-- TASK OBJECTIVE --
From the records below, return every line containing the word "ARCHICAD".
──────── GIVEN RECORDS ────────
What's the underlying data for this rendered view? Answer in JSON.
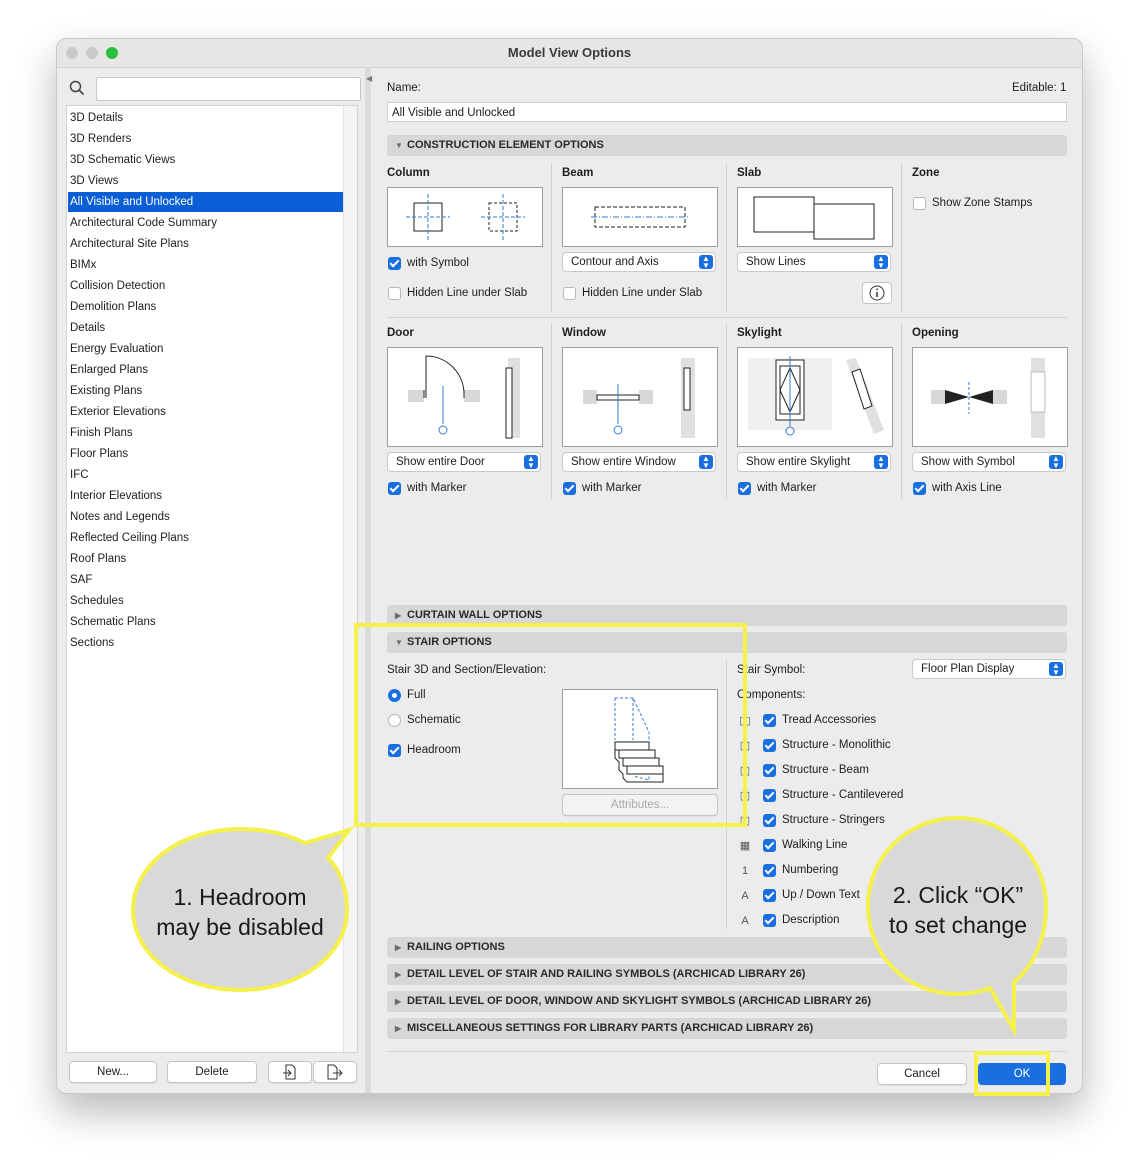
{
  "window": {
    "title": "Model View Options"
  },
  "sidebar": {
    "search_placeholder": "",
    "items": [
      "3D Details",
      "3D Renders",
      "3D Schematic Views",
      "3D Views",
      "All Visible and Unlocked",
      "Architectural Code Summary",
      "Architectural Site Plans",
      "BIMx",
      "Collision Detection",
      "Demolition Plans",
      "Details",
      "Energy Evaluation",
      "Enlarged Plans",
      "Existing Plans",
      "Exterior Elevations",
      "Finish Plans",
      "Floor Plans",
      "IFC",
      "Interior Elevations",
      "Notes and Legends",
      "Reflected Ceiling Plans",
      "Roof Plans",
      "SAF",
      "Schedules",
      "Schematic Plans",
      "Sections"
    ],
    "selected_index": 4,
    "buttons": {
      "new": "New...",
      "delete": "Delete"
    }
  },
  "header": {
    "name_label": "Name:",
    "editable": "Editable: 1",
    "name_value": "All Visible and Unlocked"
  },
  "construction": {
    "title": "CONSTRUCTION ELEMENT OPTIONS",
    "column": {
      "label": "Column",
      "with_symbol": "with Symbol",
      "hidden_line": "Hidden Line under Slab"
    },
    "beam": {
      "label": "Beam",
      "select": "Contour and Axis",
      "hidden_line": "Hidden Line under Slab"
    },
    "slab": {
      "label": "Slab",
      "select": "Show Lines"
    },
    "zone": {
      "label": "Zone",
      "show_stamps": "Show Zone Stamps"
    },
    "door": {
      "label": "Door",
      "select": "Show entire Door",
      "marker": "with Marker"
    },
    "window": {
      "label": "Window",
      "select": "Show entire Window",
      "marker": "with Marker"
    },
    "skylight": {
      "label": "Skylight",
      "select": "Show entire Skylight",
      "marker": "with Marker"
    },
    "opening": {
      "label": "Opening",
      "select": "Show with Symbol",
      "axis": "with Axis Line"
    }
  },
  "curtain_wall": {
    "title": "CURTAIN WALL OPTIONS"
  },
  "stair": {
    "title": "STAIR OPTIONS",
    "section_label": "Stair 3D and Section/Elevation:",
    "full": "Full",
    "schematic": "Schematic",
    "headroom": "Headroom",
    "attributes": "Attributes...",
    "symbol_label": "Stair Symbol:",
    "symbol_select": "Floor Plan Display",
    "components_label": "Components:",
    "components": [
      "Tread Accessories",
      "Structure - Monolithic",
      "Structure - Beam",
      "Structure - Cantilevered",
      "Structure - Stringers",
      "Walking Line",
      "Numbering",
      "Up / Down Text",
      "Description"
    ]
  },
  "collapsed_sections": [
    "RAILING OPTIONS",
    "DETAIL LEVEL OF STAIR AND RAILING SYMBOLS (ARCHICAD LIBRARY 26)",
    "DETAIL LEVEL OF DOOR, WINDOW AND SKYLIGHT SYMBOLS (ARCHICAD LIBRARY 26)",
    "MISCELLANEOUS SETTINGS FOR LIBRARY PARTS (ARCHICAD LIBRARY 26)"
  ],
  "footer": {
    "cancel": "Cancel",
    "ok": "OK"
  },
  "annotations": {
    "callout1_line1": "1. Headroom",
    "callout1_line2": "may be disabled",
    "callout2_line1": "2. Click “OK”",
    "callout2_line2": "to set change"
  },
  "colors": {
    "accent": "#1a6fe0",
    "selection": "#0a5fd6",
    "highlight": "#f5f04a",
    "bubble": "#d9d9d9"
  }
}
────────
-- RESULT OF THE EXERCISE --
    "DETAIL LEVEL OF STAIR AND RAILING SYMBOLS (ARCHICAD LIBRARY 26)",
    "DETAIL LEVEL OF DOOR, WINDOW AND SKYLIGHT SYMBOLS (ARCHICAD LIBRARY 26)",
    "MISCELLANEOUS SETTINGS FOR LIBRARY PARTS (ARCHICAD LIBRARY 26)"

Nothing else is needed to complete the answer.